Dr Rudolph Cummings, Caribbean Community (CARICOM)

"The epidemic of non-communicable diseases is the pre-eminent public health challenge in the Caribbean. But the response goes far beyond health. That’s why we need a multisectoral approach that involves the whole-of-government and the whole-of-society. The Port of Spain Declaration evaluation helps guide us in what each sector should be doing to respond more effectively"
Dr C. James Hospedales, Executive Director, Caribbean Public Health Agency (CARPHA)

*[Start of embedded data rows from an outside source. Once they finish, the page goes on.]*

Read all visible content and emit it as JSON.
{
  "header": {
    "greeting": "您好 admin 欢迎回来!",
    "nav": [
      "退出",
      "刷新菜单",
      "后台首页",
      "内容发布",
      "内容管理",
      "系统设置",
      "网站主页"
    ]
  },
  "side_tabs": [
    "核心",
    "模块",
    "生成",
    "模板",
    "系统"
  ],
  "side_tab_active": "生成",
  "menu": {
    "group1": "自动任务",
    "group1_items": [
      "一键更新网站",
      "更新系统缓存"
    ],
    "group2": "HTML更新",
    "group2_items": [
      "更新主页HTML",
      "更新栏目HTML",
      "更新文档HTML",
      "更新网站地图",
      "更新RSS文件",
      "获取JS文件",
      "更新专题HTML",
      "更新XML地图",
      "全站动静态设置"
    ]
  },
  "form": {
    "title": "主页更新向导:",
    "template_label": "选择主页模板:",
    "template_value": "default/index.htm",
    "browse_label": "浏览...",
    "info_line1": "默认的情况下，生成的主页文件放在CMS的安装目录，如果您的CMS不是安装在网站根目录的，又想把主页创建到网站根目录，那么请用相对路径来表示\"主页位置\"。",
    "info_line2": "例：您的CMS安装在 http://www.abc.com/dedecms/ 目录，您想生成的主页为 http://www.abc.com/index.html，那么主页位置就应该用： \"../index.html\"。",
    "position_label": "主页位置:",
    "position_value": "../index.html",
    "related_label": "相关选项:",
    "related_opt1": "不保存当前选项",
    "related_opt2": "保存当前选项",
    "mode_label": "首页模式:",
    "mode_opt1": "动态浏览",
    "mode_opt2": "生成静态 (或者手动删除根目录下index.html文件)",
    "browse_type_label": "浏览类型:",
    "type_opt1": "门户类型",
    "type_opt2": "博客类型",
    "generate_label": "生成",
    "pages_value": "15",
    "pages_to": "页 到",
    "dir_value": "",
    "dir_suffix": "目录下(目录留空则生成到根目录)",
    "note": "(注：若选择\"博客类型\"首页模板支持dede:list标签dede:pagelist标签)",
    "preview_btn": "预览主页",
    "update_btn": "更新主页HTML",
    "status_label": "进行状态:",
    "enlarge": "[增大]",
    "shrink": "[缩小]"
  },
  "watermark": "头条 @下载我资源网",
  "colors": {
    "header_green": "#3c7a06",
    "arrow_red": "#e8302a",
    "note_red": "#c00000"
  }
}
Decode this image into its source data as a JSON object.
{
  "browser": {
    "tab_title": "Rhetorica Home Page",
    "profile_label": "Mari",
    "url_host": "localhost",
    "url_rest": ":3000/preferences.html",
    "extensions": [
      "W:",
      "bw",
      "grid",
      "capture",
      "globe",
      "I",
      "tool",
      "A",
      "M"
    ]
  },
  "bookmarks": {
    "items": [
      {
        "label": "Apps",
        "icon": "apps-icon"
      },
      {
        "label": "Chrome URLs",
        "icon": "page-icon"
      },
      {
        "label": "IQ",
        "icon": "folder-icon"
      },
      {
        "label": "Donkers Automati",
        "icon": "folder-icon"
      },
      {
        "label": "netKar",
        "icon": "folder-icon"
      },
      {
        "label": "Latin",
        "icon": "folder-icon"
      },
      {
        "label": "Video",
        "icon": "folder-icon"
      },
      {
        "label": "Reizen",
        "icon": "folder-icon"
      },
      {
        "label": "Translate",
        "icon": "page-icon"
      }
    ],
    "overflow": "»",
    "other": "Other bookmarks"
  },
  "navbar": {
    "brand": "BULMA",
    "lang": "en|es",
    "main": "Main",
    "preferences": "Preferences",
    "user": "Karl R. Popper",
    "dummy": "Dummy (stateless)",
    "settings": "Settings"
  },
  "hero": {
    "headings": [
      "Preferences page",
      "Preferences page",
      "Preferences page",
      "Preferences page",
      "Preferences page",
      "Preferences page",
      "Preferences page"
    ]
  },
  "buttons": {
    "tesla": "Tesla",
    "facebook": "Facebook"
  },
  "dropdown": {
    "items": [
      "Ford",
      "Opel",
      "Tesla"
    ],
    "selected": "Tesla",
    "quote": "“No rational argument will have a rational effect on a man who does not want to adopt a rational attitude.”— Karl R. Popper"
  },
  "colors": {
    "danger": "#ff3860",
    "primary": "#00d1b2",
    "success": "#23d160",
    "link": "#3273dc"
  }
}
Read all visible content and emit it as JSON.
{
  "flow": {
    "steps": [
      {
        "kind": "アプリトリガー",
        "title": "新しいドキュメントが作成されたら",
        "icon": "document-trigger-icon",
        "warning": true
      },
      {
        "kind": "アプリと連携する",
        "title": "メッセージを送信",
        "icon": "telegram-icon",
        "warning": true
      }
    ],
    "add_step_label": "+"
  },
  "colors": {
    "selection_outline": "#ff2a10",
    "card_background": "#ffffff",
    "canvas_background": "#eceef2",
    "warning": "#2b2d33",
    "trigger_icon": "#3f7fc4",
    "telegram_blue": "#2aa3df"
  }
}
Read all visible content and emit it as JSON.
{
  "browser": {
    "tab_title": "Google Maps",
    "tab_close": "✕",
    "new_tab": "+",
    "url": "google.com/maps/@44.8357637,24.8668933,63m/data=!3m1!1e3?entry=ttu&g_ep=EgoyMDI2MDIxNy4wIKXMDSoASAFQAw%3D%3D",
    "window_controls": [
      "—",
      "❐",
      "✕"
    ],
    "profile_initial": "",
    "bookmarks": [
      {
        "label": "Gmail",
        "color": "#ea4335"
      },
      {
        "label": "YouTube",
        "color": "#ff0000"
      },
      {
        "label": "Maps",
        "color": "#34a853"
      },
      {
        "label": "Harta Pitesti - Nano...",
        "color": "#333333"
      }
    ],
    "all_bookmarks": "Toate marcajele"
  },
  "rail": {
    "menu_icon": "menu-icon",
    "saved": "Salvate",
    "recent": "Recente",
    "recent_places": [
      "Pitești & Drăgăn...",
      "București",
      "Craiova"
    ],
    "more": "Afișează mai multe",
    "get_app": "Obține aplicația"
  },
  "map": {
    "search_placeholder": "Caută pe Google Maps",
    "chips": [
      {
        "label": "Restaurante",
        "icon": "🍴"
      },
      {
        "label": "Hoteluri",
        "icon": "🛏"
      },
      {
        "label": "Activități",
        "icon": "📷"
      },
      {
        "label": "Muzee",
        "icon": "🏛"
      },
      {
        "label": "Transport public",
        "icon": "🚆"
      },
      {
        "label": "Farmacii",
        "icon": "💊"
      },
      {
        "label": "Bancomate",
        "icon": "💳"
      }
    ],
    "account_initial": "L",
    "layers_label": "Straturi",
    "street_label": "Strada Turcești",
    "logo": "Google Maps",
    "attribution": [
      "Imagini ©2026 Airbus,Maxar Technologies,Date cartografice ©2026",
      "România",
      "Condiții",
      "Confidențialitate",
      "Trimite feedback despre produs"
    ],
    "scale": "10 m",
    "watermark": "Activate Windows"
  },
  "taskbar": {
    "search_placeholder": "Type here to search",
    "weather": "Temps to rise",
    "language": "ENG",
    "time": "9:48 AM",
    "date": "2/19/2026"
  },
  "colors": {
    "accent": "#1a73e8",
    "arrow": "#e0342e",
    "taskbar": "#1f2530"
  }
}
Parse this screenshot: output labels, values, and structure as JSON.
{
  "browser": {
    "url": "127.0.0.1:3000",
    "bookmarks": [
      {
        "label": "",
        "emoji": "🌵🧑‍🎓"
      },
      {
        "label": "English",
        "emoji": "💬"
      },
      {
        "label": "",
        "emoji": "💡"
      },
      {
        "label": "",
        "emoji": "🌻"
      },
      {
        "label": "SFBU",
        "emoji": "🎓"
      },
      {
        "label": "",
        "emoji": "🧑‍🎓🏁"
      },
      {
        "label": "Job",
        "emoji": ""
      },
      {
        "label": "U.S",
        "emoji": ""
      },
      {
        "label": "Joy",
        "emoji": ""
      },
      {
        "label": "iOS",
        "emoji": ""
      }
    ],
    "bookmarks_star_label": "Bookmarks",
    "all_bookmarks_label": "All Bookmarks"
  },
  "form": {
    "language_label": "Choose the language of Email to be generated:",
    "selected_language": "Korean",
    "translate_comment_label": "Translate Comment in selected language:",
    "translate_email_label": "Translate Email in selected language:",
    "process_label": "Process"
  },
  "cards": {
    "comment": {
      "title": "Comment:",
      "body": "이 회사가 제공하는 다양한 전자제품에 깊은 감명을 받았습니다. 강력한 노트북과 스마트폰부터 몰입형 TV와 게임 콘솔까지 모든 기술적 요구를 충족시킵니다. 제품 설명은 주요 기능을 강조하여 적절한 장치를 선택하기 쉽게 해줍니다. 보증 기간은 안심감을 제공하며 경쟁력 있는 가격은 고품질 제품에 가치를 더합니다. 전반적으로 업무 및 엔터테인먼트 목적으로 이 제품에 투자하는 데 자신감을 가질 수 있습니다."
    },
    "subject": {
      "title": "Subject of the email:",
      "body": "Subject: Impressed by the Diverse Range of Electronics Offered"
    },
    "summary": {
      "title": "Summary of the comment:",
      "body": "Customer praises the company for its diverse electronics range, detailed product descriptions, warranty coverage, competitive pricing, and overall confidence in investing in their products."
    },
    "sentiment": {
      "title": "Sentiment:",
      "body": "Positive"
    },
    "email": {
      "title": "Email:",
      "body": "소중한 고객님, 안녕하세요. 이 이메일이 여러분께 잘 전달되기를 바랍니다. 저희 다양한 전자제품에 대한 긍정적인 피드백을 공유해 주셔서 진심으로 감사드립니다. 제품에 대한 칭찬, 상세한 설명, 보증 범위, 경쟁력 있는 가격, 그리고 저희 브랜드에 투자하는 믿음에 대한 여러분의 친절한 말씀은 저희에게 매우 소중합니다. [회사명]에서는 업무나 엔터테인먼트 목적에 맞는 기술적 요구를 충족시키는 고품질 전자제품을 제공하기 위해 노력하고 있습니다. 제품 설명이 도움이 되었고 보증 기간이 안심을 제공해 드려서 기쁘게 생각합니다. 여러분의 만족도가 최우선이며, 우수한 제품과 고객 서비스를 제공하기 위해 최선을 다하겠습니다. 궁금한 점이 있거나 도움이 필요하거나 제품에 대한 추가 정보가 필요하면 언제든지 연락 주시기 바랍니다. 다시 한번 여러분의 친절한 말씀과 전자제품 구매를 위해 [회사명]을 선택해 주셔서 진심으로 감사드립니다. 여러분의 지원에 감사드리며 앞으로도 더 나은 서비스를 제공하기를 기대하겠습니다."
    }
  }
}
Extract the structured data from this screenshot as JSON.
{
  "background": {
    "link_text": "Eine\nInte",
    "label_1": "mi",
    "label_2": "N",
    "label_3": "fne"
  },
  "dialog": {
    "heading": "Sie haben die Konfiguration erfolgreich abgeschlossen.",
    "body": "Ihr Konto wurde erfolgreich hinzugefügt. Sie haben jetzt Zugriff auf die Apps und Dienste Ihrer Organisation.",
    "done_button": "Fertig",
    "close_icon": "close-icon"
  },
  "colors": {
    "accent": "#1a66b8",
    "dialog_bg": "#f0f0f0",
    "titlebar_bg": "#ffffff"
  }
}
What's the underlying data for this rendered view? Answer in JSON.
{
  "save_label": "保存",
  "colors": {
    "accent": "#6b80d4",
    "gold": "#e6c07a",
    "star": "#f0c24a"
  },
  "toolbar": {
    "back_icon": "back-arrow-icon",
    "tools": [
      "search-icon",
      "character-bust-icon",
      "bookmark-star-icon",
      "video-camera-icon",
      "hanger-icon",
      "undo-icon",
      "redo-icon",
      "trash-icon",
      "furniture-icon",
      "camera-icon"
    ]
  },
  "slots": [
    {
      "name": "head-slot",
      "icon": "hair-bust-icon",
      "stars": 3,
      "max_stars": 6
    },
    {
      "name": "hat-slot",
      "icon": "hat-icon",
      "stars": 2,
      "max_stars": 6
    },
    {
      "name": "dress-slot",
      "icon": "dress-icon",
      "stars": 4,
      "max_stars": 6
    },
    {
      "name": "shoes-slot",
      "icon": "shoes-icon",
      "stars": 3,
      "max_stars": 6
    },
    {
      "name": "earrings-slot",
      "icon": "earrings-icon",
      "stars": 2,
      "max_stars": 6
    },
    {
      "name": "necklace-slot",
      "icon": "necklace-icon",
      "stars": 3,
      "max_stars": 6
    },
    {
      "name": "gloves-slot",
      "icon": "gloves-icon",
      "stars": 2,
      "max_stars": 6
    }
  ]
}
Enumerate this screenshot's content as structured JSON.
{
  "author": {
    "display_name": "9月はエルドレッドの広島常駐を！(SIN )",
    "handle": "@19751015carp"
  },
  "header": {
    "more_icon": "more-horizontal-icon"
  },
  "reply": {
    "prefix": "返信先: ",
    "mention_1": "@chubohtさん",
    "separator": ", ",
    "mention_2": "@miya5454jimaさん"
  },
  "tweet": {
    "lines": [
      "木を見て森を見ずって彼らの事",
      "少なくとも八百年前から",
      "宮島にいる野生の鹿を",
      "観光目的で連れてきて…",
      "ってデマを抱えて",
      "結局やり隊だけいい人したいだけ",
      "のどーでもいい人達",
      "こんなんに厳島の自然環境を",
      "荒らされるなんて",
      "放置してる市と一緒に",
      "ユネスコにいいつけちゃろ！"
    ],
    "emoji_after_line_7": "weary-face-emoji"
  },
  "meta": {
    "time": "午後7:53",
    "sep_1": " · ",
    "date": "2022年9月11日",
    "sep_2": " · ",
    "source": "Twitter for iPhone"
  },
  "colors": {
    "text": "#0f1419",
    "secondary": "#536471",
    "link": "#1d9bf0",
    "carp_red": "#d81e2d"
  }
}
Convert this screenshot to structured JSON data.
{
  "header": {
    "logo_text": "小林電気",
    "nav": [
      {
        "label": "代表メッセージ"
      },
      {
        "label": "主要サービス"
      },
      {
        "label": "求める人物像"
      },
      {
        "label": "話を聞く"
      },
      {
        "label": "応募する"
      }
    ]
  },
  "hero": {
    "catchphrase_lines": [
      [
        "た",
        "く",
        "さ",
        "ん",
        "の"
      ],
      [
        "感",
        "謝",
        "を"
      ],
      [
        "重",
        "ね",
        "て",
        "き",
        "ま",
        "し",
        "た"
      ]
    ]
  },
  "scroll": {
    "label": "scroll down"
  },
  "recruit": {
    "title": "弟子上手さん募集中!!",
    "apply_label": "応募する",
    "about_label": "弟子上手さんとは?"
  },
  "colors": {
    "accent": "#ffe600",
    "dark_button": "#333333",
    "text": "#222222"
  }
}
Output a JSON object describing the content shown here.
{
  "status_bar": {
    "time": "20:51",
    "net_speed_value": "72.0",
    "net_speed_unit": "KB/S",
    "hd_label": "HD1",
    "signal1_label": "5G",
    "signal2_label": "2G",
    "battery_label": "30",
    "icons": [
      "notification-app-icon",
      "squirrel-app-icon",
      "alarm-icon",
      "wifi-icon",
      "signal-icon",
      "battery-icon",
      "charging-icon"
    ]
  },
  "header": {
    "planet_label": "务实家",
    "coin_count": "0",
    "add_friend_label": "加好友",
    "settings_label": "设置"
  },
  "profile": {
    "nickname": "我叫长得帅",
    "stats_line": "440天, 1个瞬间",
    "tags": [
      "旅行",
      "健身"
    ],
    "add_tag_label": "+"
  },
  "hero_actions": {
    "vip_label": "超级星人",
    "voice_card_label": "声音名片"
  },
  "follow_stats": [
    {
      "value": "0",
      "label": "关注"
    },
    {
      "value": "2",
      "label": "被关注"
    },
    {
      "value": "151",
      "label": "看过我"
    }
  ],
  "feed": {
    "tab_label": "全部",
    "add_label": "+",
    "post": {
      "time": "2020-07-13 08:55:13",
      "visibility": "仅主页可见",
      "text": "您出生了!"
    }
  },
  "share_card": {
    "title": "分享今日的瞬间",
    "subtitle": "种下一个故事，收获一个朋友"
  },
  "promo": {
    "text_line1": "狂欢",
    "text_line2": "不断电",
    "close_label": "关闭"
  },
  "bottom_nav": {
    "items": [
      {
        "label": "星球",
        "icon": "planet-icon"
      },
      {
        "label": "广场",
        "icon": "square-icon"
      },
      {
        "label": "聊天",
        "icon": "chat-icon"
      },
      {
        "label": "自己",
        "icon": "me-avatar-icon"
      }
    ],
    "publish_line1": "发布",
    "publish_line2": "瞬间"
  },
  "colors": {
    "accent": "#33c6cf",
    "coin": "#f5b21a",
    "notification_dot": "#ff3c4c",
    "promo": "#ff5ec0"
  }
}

"There are those who can make lifestyle adjustments to challenge NCDs but there are other people who can’t do this on their own. We need government policy to address the realities of the typical man and woman in the Caribbean who has real difficulty making healthy choices because of the environment they live in"
Dr Patrick Martin, Chief Medical Officer, St Kitts and Nevis

"I often speak about the connection between spirituality and health, drawing attention to the theological notion that God Almighty cares about the whole person; about our immortal souls and our bodies. So we need to take care of them. We need to eat better, be active and reduce stress"
Canon Noel Burke, Rector of St David’s Church, Barbados

"The emotional impact of Trevor’s Illness is very profound, for example, the moments of sadness… especially when I think of the many things he was capable of and the many plans he had for the future. I miss our conversations too"
Beverley Redhead, commenting on life after husband Trevor’s stroke

"As a church elder, I preach that God wants us to look after ourselves not only spiritually but physically too. Our health is important to Him and it should be to us as well"
Priscilla Prevost, Health Coordinator for the East Caribbean Conference of Seventh - day Adventists

"As we approach the 10th anniversary of the Port of Spain Declaration in 2017, its evaluation allows us the opportunity to review the state of implementation of the 27 commitments and to reflect on the lessons learned, as we scale up our efforts to tackle the epidemic of non-communicable diseases in the Caribbean"
Dr. Carissa F. Etienne, Director, Pan American Health Organization (PAHO)